Rating:So it comes to this. After a meteoric year, gloomy R&B act the Weeknd culminates its three part epic of sleaze, partying and enough drug references to threaten to make you aurally OD with Echoes of Silence. Since the release of House of Balloons in a shroud of grainy photos and the ensuing explosion of the blogosphere and then the follow up entry in the trilogy, Thursday, the Weeknd has, if not become household names, been praised to high heaven (or whatever realm of sex and codeine would pass for it). But singer Abel Tesfaye and producer Illangelo have a tough balancing act to pull off; after a staggering debut and a nearly equal follow-up, can the climax possibly meet expectations? Or is the high already gone, and this is just the comedown?
Strangely, Echoes of Silence is a little bit of both: admirable for its structural integrity and far less musically interesting than its predecessors. None of the nine tracks here match the head-turning, Siouxsie-sampling hook of “House of Balloons”/”Glass Table Girls” and none have the raw, paranoid force of “Life of the Party.” Instead, the songs on the end of the trilogy of releases are largely downbeat, swathed in synthesizers and Tesfaye’s ethereal, multi-tracked voice. This is not to say that they’re poorly written or produced; in fact, from a songwriting perspective, this might be some of the Weeknd’s finest work, relying far more on melody and Tesfaye’s lyrics than samples or shock value. In particular, the sheer number of self-references throughout Echoes of Silence feel more like the build up of a kind of debauched mythology, with callbacks to “Thursday” cropping up as a probably false apology in “The Fall” followed by a reference to “Lonely Star” in “Montreal.”
But here’s the thing: while the comparatively restrained tone of the songs feels like a kind of exhaustion that I choose to believe is an artistic choice rather than a dearth of creative energy, it also makes them far more dull. By stripping away the tricks and frills of its predecessors, Echoes of Silence completes the journey of a protagonist reaching the end of his rope, unable to get the same thrills from the same voices. And while that’s an admirable choice to culminate the theme of these linked released, not having those tricks and frills is equally less interesting to a listener. The only really novel element is the opening track, a cover of Michael Jackson’s “Dirty Diana” (re-titled “D.D.”) so faithful that it could almost qualify as a karaoke song, albeit one by a singer almost supernaturally able to imitate MJ’s vocals. But many of the songs simply offer retreads of the same material, like the singer emphasizing drug use and his general world weariness: “Don’t make me pop your cheap ass pills/ I used to do this for the thrill” or the deeply creepy sexual scenario of “Initiation.”
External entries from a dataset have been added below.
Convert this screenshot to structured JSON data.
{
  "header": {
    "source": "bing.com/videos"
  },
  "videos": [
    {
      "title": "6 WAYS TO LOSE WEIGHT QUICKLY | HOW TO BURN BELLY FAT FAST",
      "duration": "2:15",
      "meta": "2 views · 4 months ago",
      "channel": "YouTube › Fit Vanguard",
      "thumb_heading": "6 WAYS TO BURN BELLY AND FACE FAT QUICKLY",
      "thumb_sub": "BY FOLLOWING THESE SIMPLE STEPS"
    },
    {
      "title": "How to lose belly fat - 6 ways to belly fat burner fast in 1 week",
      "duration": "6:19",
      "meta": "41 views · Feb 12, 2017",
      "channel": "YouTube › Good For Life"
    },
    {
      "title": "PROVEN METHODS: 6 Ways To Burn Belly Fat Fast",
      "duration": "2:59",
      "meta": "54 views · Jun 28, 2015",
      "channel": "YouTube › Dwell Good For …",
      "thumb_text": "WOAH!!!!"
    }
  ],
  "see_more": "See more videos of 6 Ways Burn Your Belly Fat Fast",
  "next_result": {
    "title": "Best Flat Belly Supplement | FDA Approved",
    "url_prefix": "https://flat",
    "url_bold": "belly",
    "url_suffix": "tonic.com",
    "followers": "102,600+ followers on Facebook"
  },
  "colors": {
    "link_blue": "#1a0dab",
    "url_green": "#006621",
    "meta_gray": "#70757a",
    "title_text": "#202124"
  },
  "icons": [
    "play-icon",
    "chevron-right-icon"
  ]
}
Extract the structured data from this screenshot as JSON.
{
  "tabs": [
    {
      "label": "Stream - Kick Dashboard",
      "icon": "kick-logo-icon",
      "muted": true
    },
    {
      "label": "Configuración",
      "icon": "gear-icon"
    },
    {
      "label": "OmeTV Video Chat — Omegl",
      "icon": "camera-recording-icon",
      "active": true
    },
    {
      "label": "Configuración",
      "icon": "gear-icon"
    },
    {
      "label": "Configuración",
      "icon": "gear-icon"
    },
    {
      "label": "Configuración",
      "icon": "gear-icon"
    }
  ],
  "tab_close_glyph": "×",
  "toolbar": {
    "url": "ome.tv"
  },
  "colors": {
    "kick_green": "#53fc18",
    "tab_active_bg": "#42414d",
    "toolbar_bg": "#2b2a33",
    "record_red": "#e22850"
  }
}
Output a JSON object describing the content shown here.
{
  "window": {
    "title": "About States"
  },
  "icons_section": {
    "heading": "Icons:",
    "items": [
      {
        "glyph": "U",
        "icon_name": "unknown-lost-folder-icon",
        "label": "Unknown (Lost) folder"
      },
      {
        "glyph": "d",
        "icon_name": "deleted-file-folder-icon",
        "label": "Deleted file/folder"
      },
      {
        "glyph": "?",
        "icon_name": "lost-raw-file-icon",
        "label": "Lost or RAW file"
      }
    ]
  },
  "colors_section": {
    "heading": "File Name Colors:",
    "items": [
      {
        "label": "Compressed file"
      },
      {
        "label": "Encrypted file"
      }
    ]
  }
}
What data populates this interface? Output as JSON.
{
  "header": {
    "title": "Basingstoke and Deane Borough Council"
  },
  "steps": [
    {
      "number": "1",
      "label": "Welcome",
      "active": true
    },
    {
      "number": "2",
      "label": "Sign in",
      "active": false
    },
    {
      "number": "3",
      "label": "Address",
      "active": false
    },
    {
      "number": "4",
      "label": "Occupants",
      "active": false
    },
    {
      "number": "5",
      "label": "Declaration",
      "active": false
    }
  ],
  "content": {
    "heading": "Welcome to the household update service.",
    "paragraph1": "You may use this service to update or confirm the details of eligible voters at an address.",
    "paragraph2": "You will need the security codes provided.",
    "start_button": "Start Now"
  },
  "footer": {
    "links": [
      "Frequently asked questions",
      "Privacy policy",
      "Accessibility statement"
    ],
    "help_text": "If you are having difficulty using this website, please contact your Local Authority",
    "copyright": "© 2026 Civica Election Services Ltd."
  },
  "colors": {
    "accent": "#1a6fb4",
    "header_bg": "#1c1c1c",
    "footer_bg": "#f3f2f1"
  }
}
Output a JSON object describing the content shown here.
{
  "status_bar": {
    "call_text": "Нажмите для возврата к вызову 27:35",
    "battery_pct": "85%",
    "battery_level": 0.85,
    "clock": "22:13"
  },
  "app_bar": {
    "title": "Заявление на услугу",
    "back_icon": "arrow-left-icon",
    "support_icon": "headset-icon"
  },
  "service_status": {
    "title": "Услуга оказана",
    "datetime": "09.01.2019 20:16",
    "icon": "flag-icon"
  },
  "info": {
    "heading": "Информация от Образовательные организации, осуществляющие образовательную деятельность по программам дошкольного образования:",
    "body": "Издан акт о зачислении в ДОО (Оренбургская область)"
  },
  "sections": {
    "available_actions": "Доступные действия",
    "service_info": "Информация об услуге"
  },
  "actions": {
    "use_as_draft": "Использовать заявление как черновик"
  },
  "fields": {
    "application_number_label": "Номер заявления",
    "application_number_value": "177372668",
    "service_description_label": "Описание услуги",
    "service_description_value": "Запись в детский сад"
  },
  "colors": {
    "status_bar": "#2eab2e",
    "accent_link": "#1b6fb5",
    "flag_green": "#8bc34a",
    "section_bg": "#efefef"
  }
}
Fittingly, the most haunting moment of three ghostly, decadent and sinister albums comes from the final title track “Echoes of Silence.” After all the misogyny, sexuality, club talk, lines, pills, puff, the album closes in a vast empty place, occupied only by Tesfaye’s voice and a quiet, spare piano. After it all, it simply ends with a lover being left behind, pleading, “I like the thrill/ Nothing’s gonna make me feel this real/ So baby don’t go home/ I don’t wanna spend tonight alone.” It’s a stark, lonely moment after all the bombast and sleaze. Echoes of Silence is a complicated album, if not quite the equal of its predecessors. Where they were dynamic and fascinating, it’s tragic, exhausted and sometimes even beautiful.